-- Opening Marker --

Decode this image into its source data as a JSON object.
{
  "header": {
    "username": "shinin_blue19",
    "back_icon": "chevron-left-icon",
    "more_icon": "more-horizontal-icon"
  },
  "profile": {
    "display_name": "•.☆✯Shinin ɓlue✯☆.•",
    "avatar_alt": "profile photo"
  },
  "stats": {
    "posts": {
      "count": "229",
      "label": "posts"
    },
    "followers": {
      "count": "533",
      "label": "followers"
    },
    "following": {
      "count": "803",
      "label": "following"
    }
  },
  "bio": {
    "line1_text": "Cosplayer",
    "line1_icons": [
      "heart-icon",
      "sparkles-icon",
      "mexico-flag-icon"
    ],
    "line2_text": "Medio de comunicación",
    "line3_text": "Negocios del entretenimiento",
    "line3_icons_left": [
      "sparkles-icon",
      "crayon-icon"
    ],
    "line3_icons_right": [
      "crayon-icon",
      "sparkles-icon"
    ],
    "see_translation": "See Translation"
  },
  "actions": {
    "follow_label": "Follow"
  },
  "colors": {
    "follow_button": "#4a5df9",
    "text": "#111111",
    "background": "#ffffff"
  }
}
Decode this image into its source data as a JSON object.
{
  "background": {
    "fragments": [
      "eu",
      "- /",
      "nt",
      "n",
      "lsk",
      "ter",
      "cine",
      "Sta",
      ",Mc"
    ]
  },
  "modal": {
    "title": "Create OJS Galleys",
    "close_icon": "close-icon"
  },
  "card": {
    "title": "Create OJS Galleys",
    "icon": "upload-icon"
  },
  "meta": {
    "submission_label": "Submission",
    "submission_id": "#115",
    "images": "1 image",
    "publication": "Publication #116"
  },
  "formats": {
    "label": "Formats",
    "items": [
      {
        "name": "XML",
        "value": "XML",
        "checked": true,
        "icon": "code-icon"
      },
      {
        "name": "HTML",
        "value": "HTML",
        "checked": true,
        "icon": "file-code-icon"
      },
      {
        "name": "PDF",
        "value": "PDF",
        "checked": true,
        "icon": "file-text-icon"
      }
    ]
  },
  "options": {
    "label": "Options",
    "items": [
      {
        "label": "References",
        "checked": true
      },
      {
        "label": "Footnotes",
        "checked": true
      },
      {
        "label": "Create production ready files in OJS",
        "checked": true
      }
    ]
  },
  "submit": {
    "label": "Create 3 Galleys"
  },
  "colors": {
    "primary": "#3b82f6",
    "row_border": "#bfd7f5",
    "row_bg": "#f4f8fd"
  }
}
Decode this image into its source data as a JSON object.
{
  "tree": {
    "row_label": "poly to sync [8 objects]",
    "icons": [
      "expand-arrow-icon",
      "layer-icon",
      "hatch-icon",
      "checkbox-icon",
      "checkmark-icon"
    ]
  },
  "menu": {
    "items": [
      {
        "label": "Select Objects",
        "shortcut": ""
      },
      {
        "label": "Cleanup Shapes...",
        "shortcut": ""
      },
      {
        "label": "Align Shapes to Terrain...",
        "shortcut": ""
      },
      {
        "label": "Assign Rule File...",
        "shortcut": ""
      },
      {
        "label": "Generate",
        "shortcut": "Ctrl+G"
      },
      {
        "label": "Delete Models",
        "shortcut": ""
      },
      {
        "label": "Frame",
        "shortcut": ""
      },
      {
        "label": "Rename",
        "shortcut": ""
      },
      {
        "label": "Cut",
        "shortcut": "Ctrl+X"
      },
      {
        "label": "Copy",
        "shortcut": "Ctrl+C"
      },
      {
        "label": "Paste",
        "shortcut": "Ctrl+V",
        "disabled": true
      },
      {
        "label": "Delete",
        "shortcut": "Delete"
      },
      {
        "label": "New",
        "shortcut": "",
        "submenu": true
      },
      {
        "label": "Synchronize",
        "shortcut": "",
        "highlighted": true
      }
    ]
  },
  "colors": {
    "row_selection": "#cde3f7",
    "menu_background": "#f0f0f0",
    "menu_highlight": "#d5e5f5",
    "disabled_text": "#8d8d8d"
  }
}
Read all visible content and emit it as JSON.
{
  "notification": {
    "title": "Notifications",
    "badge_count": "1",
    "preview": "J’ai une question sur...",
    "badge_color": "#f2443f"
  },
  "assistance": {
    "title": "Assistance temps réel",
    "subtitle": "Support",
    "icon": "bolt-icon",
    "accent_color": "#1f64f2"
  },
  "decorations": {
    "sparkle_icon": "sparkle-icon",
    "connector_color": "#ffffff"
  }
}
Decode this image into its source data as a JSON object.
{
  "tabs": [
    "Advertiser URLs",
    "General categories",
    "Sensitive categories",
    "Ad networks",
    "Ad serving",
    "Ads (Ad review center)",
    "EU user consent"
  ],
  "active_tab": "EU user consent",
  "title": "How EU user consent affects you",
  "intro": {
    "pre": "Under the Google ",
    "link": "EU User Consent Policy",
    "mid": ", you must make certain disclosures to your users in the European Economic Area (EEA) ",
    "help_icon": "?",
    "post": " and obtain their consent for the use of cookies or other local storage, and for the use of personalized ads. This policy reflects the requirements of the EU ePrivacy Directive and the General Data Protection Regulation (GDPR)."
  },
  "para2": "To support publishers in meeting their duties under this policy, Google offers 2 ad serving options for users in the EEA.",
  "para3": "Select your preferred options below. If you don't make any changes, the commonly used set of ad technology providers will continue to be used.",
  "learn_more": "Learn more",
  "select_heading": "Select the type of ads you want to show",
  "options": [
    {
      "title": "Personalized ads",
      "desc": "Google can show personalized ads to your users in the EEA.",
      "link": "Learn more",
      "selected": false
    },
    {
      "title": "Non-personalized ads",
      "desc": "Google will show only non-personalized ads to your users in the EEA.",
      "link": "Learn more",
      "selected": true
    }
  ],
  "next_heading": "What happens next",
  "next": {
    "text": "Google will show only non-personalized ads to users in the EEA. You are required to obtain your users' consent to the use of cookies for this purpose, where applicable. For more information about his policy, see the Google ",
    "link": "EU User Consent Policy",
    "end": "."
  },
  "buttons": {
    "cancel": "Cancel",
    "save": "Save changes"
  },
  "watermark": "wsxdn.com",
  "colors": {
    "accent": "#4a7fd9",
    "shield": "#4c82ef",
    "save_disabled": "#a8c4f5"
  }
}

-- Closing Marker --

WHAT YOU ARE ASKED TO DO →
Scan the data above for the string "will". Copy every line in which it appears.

OUTPUT BELOW →
  "para3": "Select your preferred options below. If you don't make any changes, the commonly used set of ad technology providers will continue to be used.",
      "desc": "Google will show only non-personalized ads to your users in the EEA.",
    "text": "Google will show only non-personalized ads to users in the EEA. You are required to obtain your users' consent to the use of cookies for this purpose, where applicable. For more information about his policy, see the Google ",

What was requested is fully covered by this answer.